Years ago, people didn’t give much thought to office background noise. Sound effect issues were rarely studied because many office workers were either executives who worked in closed offices or employees who were expected to deal with whatever environmental factors were present. Today, however, many offices are laid out according to an open workspace plan, meaning there are few — if any — closed offices. This setup is believed to . . .
One of the most important things to know when it comes to a soundproofing product is its NRC rating. So what is NRC in acoustics and why is it so important for soundproofing? The NRC Rating Explained NRC stands for Noise Reduction Coefficient, and it’s a measure of how much sound a soundproofing product can absorb on average. If something is absorbing the sound in a room, that means you . . .
If you have trouble focusing at work, you know that anything and everything can turn into a distraction. Bosses talking at the water cooler yank you out of your zone, while coworkers pounding away on keyboards throw a wrench in your focus. You probably want to avoid noise at all costs, but you can use it to your advantage — just not this kind. What offers the most benefits is . . .
You probably know that the sound you hear is the result of sound waves. But what are sound waves, exactly? What are their characteristics? And how do they work? Here’s everything you need to know. Wavelength: The most important characteristic of sound waves may be the wavelength. Sound consists of a longitudinal wave that includes compressions and rarefactions as they travel through a given medium. The distance that one wave travels . . .

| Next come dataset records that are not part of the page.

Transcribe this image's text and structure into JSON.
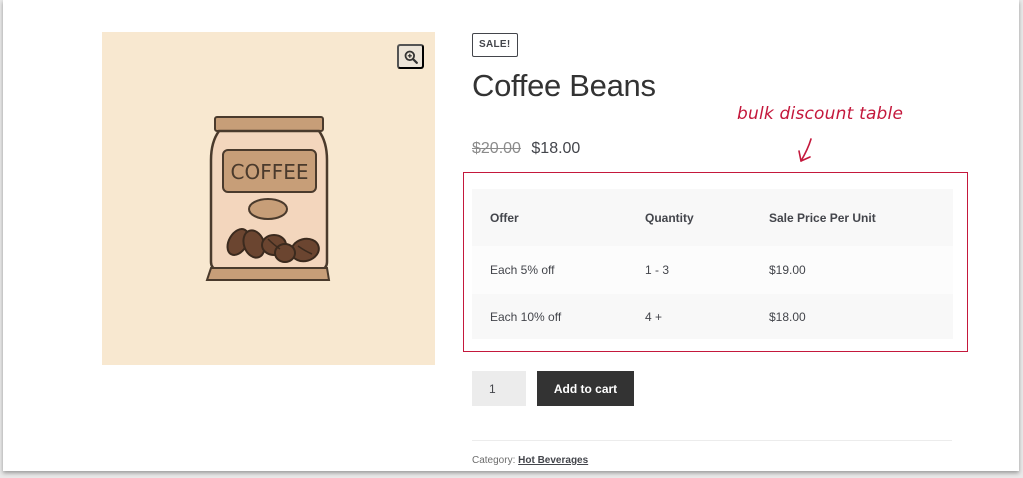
{
  "product": {
    "sale_badge": "SALE!",
    "title": "Coffee Beans",
    "old_price": "$20.00",
    "new_price": "$18.00",
    "image_label": "COFFEE"
  },
  "annotation": {
    "text": "bulk discount table",
    "arrow": "↙"
  },
  "bulk_table": {
    "headers": [
      "Offer",
      "Quantity",
      "Sale Price Per Unit"
    ],
    "rows": [
      [
        "Each 5% off",
        "1 - 3",
        "$19.00"
      ],
      [
        "Each 10% off",
        "4 +",
        "$18.00"
      ]
    ]
  },
  "cart": {
    "quantity": "1",
    "add_label": "Add to cart"
  },
  "meta": {
    "category_label": "Category:",
    "category_value": "Hot Beverages"
  },
  "colors": {
    "image_bg": "#f8e8d0",
    "annotation": "#c4183c",
    "button_bg": "#333333"
  },
  "icons": {
    "zoom": "zoom-in-icon"
  }
}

Traffic noise, especially car noise, can be some of the worst kind of noise pollution. The loudest cars are usually the oldest ones. Internal combustion engines make a lot of noise, and not only are older cars less likely to have measures in place to dampen noise, but they’re also more likely to have loose or worn-out parts under the hood rattling around and creating even more noise pollution. It . . .